Stacking a dockable window with another

You can double-click the title bar of a window to quickly toggle it between docked and undocked. If you've stacked two or more windows together, you can also double-click the tabs with which they are shown to toggle between their being docked and undocked. This is useful, for example, if you normally work with a particular window docked but want to quickly pop it out to be a larger, floating window.

More windows are now dockable

GIS is about working with maps and their attributes together. ArcGIS 10 allows you to dock windows that show the attributes of your layers next to your map so that they don't cover up your map. Table windows, the Identify window, and the Attributes window (launched from the Editor toolbar) are now dockable.
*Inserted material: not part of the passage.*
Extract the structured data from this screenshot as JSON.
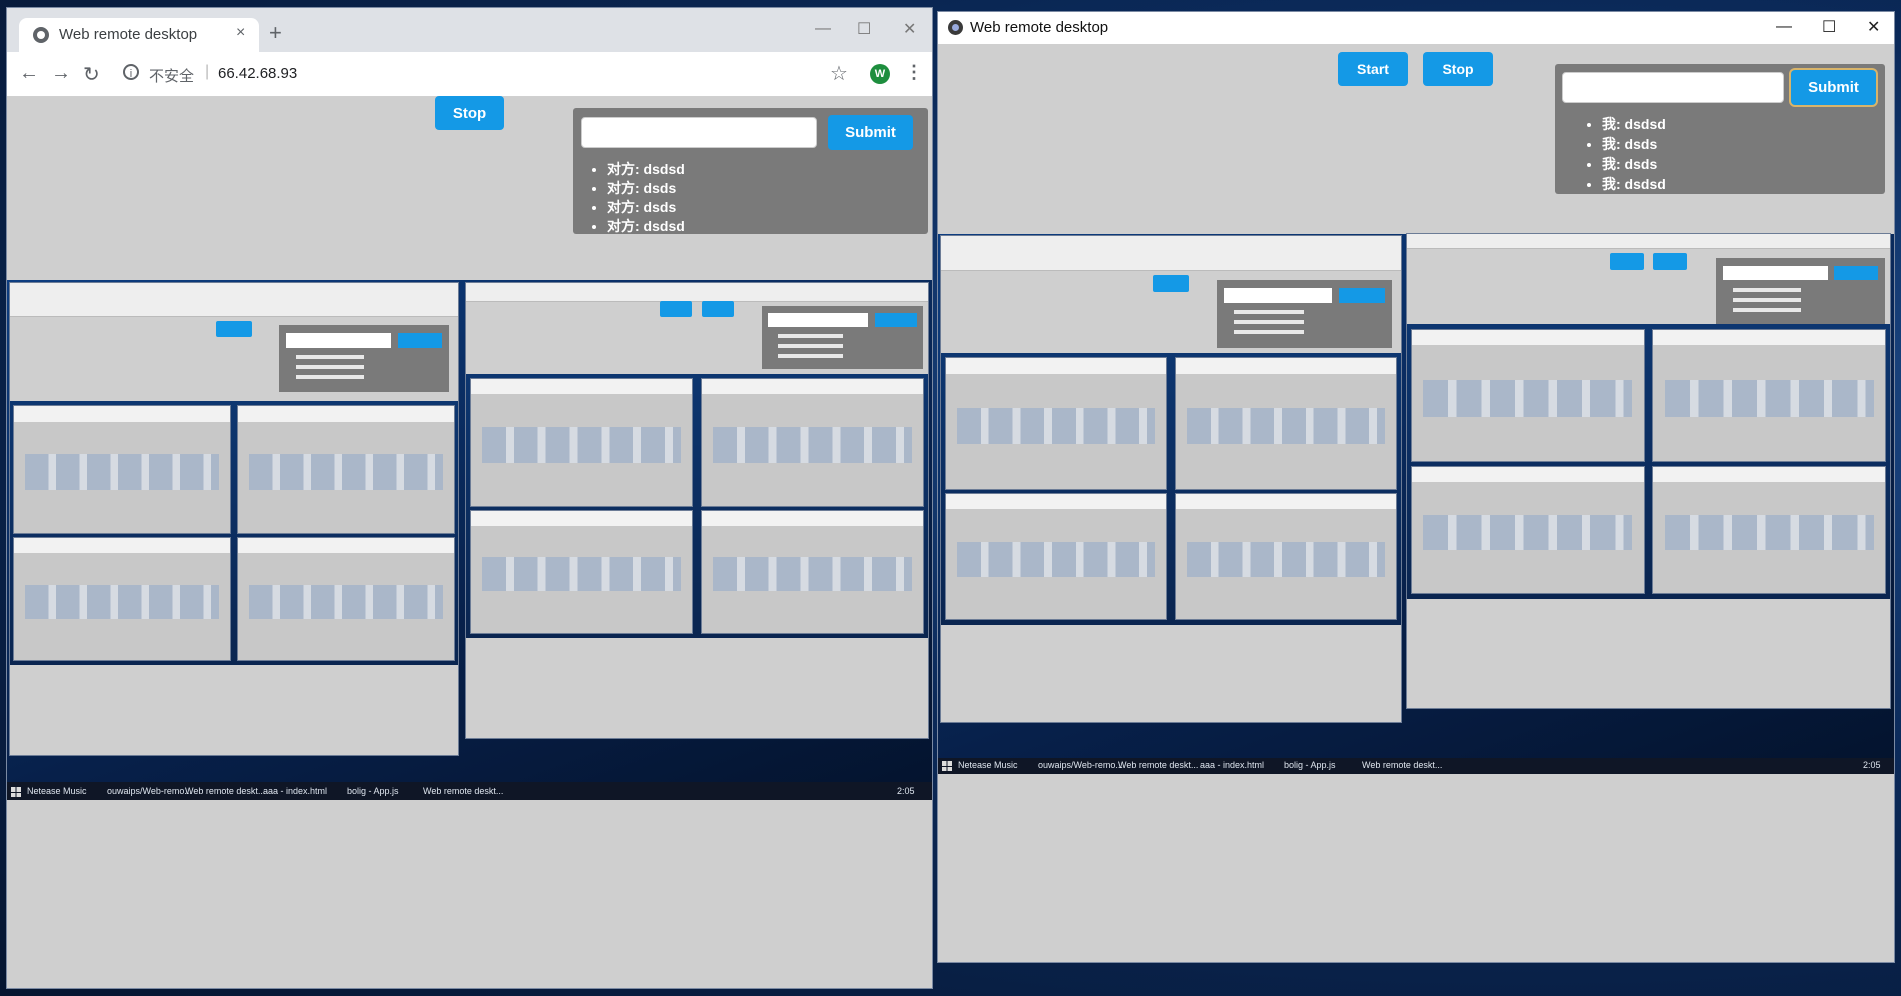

If you open multiple tables, they are all automatically displayed inside the same Table window, making it easier to manage them together in your display. Each table is shown as a tab at the bottom of the Table window, and you can also drag and drop these tabs so you can view the tables side by side.

Learn more about working with tables in ArcGIS 10

Table of contents

In ArcGIS 10, the table of contents has been enhanced to add two additional views for working with your data. These two new views are in addition to the existing display and source views. You choose the table of contents view you want to work with using the new buttons at the top of the Table Of Contents window instead of tabs at the bottom of the window, like in previous versions.

Table of contents view button

  • List by Visibility: This groups layers based on whether they are currently visible, out of scale range, or not visible (turned off). This view shows you the data type of each layer via an icon next to each layer. You can click this icon to turn the layer on or off.
  • List by Selection: This groups layers based on whether they have features currently selected, selectable but have no feature currently selected, and not selectable. It replaces the Selection tab in previous releases. This view shows you the data type of each layer via an icon next to each layer. You can click this icon to make the layer selectable.

Source: http://help.arcgis.com